(Records from a collection)
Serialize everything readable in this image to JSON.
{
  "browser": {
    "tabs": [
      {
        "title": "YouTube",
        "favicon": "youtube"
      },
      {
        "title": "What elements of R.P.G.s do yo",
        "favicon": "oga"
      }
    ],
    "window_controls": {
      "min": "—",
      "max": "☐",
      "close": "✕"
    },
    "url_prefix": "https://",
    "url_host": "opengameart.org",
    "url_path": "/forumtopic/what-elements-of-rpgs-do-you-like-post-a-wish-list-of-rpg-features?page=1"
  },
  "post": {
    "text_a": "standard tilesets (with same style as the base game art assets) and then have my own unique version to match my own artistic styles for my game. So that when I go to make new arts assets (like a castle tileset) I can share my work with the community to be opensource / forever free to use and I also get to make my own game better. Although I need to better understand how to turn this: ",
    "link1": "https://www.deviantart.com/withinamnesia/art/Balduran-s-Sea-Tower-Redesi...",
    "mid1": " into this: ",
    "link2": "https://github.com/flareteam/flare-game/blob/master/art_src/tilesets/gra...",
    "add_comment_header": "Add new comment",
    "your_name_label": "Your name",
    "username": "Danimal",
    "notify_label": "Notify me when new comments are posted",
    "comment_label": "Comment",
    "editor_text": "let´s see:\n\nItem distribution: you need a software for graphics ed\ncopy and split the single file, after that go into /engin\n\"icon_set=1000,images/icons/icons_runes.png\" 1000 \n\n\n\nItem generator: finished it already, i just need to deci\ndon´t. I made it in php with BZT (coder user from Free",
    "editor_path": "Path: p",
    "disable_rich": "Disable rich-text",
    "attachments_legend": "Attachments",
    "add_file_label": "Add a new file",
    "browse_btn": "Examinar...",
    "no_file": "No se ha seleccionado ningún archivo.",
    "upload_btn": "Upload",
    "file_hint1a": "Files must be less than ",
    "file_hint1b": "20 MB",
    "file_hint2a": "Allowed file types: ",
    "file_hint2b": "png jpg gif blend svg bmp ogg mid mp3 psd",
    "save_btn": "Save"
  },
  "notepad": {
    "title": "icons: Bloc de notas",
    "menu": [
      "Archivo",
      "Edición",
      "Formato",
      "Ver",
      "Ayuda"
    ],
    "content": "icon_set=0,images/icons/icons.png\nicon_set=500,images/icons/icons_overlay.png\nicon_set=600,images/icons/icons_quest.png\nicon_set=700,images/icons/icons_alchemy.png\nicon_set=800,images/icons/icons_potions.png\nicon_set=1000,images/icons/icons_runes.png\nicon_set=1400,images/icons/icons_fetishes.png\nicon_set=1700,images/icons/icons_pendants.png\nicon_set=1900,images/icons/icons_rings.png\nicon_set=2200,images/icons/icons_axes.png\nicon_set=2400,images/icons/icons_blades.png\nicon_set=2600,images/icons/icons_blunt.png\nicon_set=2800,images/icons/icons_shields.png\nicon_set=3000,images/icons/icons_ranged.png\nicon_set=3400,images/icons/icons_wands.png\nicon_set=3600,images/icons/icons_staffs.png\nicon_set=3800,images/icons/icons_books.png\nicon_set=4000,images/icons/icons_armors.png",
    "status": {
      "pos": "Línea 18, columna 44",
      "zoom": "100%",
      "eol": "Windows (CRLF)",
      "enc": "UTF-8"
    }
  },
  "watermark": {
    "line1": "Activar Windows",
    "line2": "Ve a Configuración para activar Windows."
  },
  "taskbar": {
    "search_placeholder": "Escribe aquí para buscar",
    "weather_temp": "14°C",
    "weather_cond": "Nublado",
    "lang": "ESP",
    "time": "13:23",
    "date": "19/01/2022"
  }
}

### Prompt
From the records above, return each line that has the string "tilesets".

### Written reply
    "text_a": "standard tilesets (with same style as the base game art assets) and then have my own unique version to match my own artistic styles for my game. So that when I go to make new arts assets (like a castle tileset) I can share my work with the community to be opensource / forever free to use and I also get to make my own game better. Although I need to better understand how to turn this: ",
    "link2": "https://github.com/flareteam/flare-game/blob/master/art_src/tilesets/gra...",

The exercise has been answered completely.